**EXERCISE DIRECTIONS**
Here is a listing. Set it down again exactly.

**RECORDS PROVIDED**

——————————

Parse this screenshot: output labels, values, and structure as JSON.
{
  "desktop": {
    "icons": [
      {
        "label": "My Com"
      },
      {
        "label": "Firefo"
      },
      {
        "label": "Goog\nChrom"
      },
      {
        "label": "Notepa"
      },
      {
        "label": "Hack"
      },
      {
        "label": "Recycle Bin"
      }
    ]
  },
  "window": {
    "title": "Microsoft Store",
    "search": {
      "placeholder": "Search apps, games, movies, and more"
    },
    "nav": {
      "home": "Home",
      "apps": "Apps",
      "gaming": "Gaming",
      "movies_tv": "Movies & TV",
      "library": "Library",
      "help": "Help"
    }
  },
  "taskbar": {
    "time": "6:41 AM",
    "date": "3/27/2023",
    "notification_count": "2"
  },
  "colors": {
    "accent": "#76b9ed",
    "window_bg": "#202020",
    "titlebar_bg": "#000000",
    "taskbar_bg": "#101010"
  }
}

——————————

**SOLUTION TO THE EXERCISE**
Parse this screenshot: output labels, values, and structure as JSON.
{
  "desktop": {
    "icons": [
      {
        "label": "My Com"
      },
      {
        "label": "Firefo"
      },
      {
        "label": "Goog\nChrom"
      },
      {
        "label": "Notepa"
      },
      {
        "label": "Hack"
      },
      {
        "label": "Recycle Bin"
      }
    ]
  },
  "window": {
    "title": "Microsoft Store",
    "search": {
      "placeholder": "Search apps, games, movies, and more"
    },
    "nav": {
      "home": "Home",
      "apps": "Apps",
      "gaming": "Gaming",
      "movies_tv": "Movies & TV",
      "library": "Library",
      "help": "Help"
    }
  },
  "taskbar": {
    "time": "6:41 AM",
    "date": "3/27/2023",
    "notification_count": "2"
  },
  "colors": {
    "accent": "#76b9ed",
    "window_bg": "#202020",
    "titlebar_bg": "#000000",
    "taskbar_bg": "#101010"
  }
}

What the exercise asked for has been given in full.